Travel journalist Ian Neubauer recently visited a tattoo school in the heart of Bangkok that has opened its doors to travellers keen to learn the ancient, sacred art of tattoos in Thailand.
A sacred mark
In the ancient days of Angkor, when Cambodia ruled over vast swathes of Southeast Asia, soldiers covered themselves from head to toe with sacred tattoos called yantra. Featuring Khmer script that spelled out abbreviations of religious incantations, sometimes accompanied by images of serpents, tigers, elephants and other powerful animal spirits, yantra were believed to make the wearer impervious to arrows, furnish them with mystical powers and bring them luck.
Today, yantra tattoos are still popular among the Cambodian military, though neighbouring Thailand has emerged as the world centre of the art, with schools such as Bangkok Ink opening their doors to travellers eager to learn the art of applying sak yant, as the tattoos are called in Thai. In Thailand, sak yant are used by gang members for protection during rival clashes; by young women as love charms; and by everyday Thais whose ink reminds them of the moral codes of Buddhism. In fact, the tattoos’ magical powers are said to be strongest if applied to the top of the head – the most sacred part of the body for Buddhists.
Vee, a graphic designer, doesn’t flinch as a new sak yant is applied to his back at Bangkok Ink, a studio and tattoo school that’s trying to raise the bar for the ancient art, in a city where the Khoa San Road tourist area is otherwise known for notoriously cheap ink.

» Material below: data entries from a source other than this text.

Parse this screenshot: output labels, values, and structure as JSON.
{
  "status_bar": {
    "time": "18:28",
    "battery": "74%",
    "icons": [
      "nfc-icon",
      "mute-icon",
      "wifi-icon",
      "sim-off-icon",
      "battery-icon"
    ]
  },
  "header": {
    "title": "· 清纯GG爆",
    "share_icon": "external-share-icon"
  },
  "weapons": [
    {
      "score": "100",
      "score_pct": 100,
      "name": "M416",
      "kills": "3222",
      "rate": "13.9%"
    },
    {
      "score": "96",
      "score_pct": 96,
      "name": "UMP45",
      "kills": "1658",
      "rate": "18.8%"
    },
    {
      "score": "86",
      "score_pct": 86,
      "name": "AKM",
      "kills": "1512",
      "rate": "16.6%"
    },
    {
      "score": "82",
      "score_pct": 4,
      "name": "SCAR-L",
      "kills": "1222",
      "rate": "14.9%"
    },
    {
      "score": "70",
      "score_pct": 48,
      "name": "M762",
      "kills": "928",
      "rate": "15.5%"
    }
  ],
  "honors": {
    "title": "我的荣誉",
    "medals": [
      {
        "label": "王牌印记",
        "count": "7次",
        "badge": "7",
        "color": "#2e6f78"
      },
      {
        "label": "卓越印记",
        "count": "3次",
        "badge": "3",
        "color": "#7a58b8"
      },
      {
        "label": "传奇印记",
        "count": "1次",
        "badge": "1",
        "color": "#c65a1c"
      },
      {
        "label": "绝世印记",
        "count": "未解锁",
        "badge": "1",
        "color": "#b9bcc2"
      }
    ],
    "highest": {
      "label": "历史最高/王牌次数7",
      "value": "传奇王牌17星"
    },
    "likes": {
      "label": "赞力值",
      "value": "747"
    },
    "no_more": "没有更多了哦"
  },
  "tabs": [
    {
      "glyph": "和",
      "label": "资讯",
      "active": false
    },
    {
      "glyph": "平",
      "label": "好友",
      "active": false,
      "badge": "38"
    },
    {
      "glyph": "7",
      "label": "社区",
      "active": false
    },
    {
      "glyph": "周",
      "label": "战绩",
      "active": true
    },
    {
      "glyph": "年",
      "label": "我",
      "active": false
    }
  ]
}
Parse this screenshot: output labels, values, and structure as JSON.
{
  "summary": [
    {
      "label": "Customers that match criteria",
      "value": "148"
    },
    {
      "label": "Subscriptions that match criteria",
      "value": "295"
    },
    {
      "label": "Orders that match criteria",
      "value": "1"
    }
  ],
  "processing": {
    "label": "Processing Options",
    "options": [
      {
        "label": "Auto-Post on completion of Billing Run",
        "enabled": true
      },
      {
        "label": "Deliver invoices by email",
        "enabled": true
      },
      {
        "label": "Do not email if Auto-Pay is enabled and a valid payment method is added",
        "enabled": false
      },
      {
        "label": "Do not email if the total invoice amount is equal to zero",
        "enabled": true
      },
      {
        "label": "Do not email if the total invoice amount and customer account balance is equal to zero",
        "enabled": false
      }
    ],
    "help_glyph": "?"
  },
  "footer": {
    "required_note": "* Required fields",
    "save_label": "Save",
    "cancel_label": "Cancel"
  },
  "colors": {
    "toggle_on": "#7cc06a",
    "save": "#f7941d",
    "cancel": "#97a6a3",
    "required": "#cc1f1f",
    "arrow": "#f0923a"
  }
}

Each year, two or three dozen foreigners spend a few months at the school, learning the skills needed for both sak yant and modern-day tattoo styles. At first, students practice on pig skin, and when their confidence improves, they move onto Thai models, who receive tattoos for free.
“The tattoo schools in Australia weren’t an option because they are too expensive; thousands and thousands of dollars,” said Alex Kelly, a Melbourne student doing his second stint at Bangkok Ink.
“The only way to learn over there is by scoring an apprenticeship, which is next to impossible because tattooists don’t want to create more competition for themselves. Coming to Thailand was the only real option for me.”
The five lines
Pictured here, on the left forearm of Martin Kendall, owner of Bangkok Ink, are the hay taew, or five lines, the most popular of all sak yants. Each line represents a spell which, when chanted 108 times, can take the wearer to a high level of meditation. The first row prevents unjust punishment, cleans out unwanted spirits and protects the home. The second row reverses bad horoscopic constellations and bad luck. The third row protects from black magic and curses; the fourth row energises good luck; and the fifth promotes charisma and attracts the opposite sex.
Making a permanent mark
Regardless of tattoo style, most tattooists don’t draw freehand straight onto the skin. They start with stencils – outlines drawn with felt tip pens onto greaseproof cooking paper – which are then transferred by pressing the paper onto dampened skin.
At the turn of the last century, tattoo stencils were etched into wood, and carbon powder was rubbed into the grooves to create a black outline. The wood would then be pressed against the body, transferring the carbon powder from the stencil to the skin.
Pictured here, Belgium-based graffiti artist Waf Alosta, another student at Bangkok Ink, uses a tattoo gun to apply a butterfly on the torso of a Thai volunteer.
“Most of the graffiti art I do is temporary and gets painted over. So for me, tattooing is a way to create permanent art.”
The bamboo master
A less common tattooing method involves using steel rods with needles attached to the end. It’s a modern-day version of the tool used by early Southeast Asia tattooists: bamboo sticks sharpened to a point. Both sak yant and modern-day tattoo styles can be applied using the bamboo tattoo method, but it’s a technique that takes students a lot longer to learn.
“Our bamboo tattoos cost more than tattoos done with a gun as it is a very specialised job,” said Kendall. “It doesn’t damage the skin as much, so you get less bleeding and no scabs. It also heals much faster.”
Pictured here is Kendall’s most senior bamboo tattooist, Krittirat. Every 15 seconds or so, he dipped the needle into a small inkwell, in the same manner as a sketcher using a quill.
The pain factor
In this photo, Krittirat applies a serpent tattoo to Kendall’s arm, while an assistant stretches the skin to prevent it from moving. In Thailand, the serpent is considered to have great speed and elusiveness. It is a master of transformation and moves with grace and rhythm. With a strong psychic energy and creative power, the serpent is said to offer protection against religious persecution.
At the start of the 90-minute process, Kendall rated the pain factor as a five out of 10. But at the halfway mark, he claimed the pain had increased to about seven. The bamboo tattoo method tends to be more painful than modern-day tattoo guns.
“The longer I sit here, the more it hurts because your tolerance level goes down,” he said. “Getting tattooed on bony parts of the body hurt a lot more than areas that have more fat or muscle. But the inside of the arm where I’m getting tattooed now is one of the most painful areas of all. I’ll be glad when it’s over,” he said, wincing through his teeth.
This story first appeared on BBC Travel.